Nearly 3,000 people lost their lives on September 11, 2001, and countless more lives would have been lost if not for the brave and selfless acts of many fire-fighters, police officers and unheralded others. Fifteen years after that tragic day, we honour a few of those 'others' who went above and beyond the call of duty.
Upon hearing the news of the attacks on the Twin Towers, ex U.S. Marine Jason Thomas donned his military uniform and made his way to Ground Zero. "Someone needed help. It didn't matter who", Thomas recounted later. "I didn't even have a plan. But I have all this training as a Marine, and all I could think was: my city is in need". Thomas joined forces with another ex U.S. Marine David Karnes and armed with just flashlights and a shovel, they set out in search of survivors. Darkness had enveloped the scene by the time they discovered two Port Authority police officers buried in the rubble. Both officers were subsequently rescued and after another two and a half weeks helping at Ground Zero, Thomas returned to his life without even telling his family about the rescues. It wasn't until years later when Thomas was inaccurately portrayed in Oliver Stone's film, World Trade Center, that his true identity came to light.

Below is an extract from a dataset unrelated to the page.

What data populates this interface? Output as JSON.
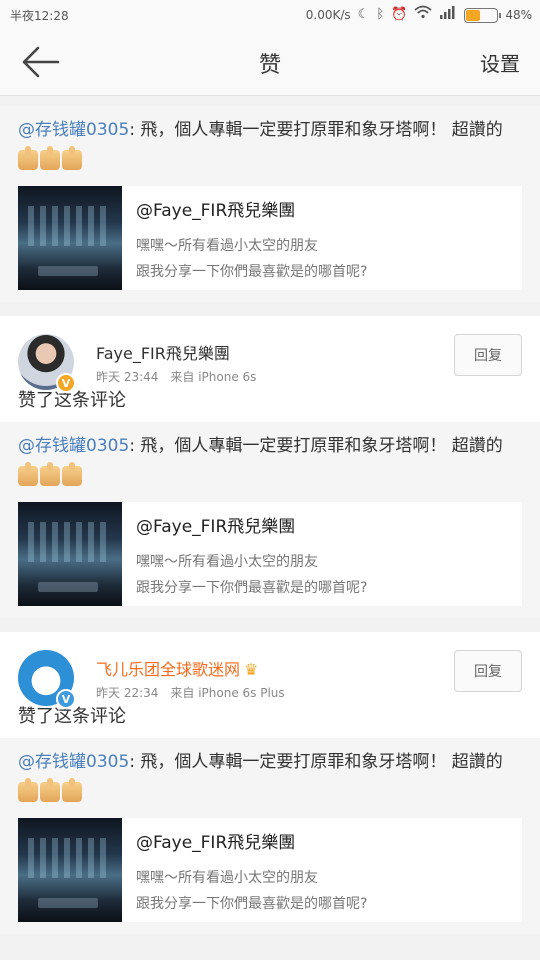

Mark Bingham, Jeremy Glick, Todd Beamer, Todd Burnett
Of the four hijacked planes on September 11, 2001 only United Flight 93 failed to reach its target, believed to be either the White House or the Capitol Building. Instead the commercial airliner crashed into an open field in Pennsylvania, killing all those on board (44 people including the hijackers) but not a single person on the ground. Why had it failed to reach its target? Having learnt the fate of the three other hijacked planes through mobile phone calls, a small group of brave passengers, led by those mentioned above, decided to try and take back the airliner from the hijackers in control. During the ensuing struggle, the hijackers decided to crash the plane into a field, rather than lose control of the aircraft. The actions of those few passengers undoubtedly saved the lives of many others on the ground.
In total, around 300 dogs contributed to the rescue and recovery efforts around Ground Zero. Working in extremely difficult and dangerous conditions, the rescue dogs relentlessly searched for survivors, often enduring bloodied paws and sleepless nights. Every much a part of the rescue effort as their human counterparts, they also raised the spirits of those around them. “Those dogs brought the power of hope. They removed the gloom for just an instant — and that was huge because it was a pretty dismal place to be” recalls Dr. Cindy Otto, a vet who worked with 9/11 search dogs. Bretagne, a 16-year-old golden retriever was the last surviving rescue dog from that fateful day. She was put to sleep in June 2016, entering the hospital through a tunnel of saluting officers.